:: Material supplied ::
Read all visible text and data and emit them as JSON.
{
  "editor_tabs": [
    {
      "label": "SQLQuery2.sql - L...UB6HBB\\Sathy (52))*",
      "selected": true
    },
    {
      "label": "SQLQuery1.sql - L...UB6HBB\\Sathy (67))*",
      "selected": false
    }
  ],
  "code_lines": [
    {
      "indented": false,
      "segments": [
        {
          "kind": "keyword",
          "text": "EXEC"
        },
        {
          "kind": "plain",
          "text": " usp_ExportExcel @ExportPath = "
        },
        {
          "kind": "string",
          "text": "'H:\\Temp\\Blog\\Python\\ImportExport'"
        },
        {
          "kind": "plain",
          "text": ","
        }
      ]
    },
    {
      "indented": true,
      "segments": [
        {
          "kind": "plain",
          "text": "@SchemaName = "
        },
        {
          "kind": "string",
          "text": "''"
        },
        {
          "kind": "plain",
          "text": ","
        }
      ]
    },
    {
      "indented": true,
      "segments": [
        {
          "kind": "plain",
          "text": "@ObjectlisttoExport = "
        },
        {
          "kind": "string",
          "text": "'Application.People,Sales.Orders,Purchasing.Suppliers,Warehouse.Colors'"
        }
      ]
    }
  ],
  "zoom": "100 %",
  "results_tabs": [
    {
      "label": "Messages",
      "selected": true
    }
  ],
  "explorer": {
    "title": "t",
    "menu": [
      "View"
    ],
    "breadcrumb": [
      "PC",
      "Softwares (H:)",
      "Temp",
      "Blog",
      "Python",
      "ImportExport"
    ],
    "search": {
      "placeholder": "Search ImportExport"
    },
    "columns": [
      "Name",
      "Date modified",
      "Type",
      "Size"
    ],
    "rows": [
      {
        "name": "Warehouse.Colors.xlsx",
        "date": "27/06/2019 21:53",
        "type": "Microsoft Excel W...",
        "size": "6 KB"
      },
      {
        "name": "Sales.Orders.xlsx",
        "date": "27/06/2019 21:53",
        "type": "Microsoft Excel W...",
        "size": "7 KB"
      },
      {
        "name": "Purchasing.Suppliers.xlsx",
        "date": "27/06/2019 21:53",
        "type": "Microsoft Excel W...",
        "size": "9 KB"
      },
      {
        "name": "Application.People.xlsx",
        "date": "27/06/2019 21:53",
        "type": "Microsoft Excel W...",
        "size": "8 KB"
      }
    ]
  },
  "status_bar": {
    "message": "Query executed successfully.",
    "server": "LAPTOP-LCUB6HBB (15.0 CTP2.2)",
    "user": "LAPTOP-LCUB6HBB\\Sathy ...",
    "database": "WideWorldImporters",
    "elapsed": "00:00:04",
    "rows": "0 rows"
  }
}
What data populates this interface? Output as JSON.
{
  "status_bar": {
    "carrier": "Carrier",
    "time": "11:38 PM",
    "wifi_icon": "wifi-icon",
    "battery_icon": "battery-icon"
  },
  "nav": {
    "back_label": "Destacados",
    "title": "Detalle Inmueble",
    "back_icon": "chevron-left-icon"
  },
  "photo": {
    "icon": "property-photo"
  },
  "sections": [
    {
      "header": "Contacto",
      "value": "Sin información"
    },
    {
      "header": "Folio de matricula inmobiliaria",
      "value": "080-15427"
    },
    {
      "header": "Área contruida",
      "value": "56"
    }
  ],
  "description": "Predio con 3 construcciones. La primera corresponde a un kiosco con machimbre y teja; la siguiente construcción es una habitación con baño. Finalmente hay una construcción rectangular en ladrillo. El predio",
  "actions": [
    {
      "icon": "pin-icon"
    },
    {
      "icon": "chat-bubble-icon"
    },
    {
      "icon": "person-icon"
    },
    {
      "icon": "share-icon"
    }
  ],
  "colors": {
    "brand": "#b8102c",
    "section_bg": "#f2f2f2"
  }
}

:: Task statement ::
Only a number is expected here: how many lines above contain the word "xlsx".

:: Problem solution ::
4